Task requirements: Go through the records and filter out every line lacking the word "title"; copy the lines that remain.

Data about app and page elements
-------------------------

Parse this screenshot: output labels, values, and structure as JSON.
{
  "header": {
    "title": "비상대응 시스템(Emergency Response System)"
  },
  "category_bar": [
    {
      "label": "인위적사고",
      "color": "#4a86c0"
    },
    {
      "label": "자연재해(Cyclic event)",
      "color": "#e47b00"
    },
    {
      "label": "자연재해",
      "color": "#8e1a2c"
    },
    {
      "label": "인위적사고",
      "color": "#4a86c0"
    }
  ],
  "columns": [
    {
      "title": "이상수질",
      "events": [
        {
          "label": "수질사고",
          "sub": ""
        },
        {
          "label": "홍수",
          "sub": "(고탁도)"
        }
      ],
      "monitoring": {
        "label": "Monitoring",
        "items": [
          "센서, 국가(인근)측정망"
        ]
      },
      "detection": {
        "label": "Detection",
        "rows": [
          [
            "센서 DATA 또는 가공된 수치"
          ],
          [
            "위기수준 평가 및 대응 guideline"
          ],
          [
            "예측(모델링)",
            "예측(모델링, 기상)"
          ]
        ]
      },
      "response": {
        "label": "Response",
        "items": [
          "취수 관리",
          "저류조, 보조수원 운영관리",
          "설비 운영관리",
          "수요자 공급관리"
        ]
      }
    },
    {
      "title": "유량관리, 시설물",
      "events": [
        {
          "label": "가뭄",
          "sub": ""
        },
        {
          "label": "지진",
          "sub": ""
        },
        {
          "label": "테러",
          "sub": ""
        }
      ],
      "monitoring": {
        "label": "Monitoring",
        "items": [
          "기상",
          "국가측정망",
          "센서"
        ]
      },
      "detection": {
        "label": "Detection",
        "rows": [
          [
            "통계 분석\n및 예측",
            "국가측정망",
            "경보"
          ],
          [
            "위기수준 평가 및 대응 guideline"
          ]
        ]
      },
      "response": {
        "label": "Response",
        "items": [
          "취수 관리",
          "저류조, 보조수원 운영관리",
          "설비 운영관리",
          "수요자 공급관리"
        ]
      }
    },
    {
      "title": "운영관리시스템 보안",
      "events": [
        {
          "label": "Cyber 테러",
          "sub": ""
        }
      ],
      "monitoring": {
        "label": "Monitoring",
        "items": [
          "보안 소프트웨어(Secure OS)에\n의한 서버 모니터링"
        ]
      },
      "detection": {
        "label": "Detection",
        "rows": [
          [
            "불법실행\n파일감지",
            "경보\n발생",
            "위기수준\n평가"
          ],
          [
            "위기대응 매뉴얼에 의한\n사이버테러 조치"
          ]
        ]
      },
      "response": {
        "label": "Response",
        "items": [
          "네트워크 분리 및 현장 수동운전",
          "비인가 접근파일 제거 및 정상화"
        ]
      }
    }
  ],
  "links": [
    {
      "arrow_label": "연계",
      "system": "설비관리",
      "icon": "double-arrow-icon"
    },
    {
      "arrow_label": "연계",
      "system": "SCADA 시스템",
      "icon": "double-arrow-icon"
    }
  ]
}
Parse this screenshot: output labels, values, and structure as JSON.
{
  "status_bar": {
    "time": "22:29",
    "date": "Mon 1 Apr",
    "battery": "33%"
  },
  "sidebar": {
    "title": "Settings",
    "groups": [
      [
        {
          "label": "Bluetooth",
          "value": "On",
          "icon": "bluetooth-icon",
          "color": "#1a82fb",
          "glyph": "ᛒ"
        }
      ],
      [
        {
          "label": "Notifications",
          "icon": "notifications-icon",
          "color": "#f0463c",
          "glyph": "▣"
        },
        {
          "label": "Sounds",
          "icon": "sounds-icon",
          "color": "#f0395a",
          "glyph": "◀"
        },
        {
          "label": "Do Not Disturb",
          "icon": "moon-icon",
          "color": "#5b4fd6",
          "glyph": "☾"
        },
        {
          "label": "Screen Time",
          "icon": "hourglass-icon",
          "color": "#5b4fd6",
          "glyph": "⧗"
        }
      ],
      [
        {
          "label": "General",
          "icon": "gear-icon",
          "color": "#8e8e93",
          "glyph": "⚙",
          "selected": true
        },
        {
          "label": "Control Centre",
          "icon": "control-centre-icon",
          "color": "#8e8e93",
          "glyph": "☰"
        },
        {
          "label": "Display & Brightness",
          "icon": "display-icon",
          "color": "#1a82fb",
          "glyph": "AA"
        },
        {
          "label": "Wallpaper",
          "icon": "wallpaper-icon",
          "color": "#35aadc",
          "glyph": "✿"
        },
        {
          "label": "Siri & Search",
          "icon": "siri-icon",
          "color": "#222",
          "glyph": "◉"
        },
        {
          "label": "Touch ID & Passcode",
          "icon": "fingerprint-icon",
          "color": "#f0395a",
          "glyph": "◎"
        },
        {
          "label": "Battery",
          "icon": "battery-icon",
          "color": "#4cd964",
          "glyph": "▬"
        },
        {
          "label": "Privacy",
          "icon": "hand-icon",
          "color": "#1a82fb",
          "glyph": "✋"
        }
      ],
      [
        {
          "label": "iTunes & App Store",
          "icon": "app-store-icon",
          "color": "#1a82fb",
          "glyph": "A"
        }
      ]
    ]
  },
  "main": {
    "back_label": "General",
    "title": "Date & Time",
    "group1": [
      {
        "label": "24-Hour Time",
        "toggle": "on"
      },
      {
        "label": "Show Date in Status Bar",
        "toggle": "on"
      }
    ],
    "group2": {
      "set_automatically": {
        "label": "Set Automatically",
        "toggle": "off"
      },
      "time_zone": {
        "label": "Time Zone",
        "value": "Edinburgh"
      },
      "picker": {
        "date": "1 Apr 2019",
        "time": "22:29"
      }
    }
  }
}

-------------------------

Task solution:
    "title": "비상대응 시스템(Emergency Response System)"
      "title": "이상수질",
      "title": "유량관리, 시설물",
      "title": "운영관리시스템 보안",
    "title": "Settings",
    "title": "Date & Time",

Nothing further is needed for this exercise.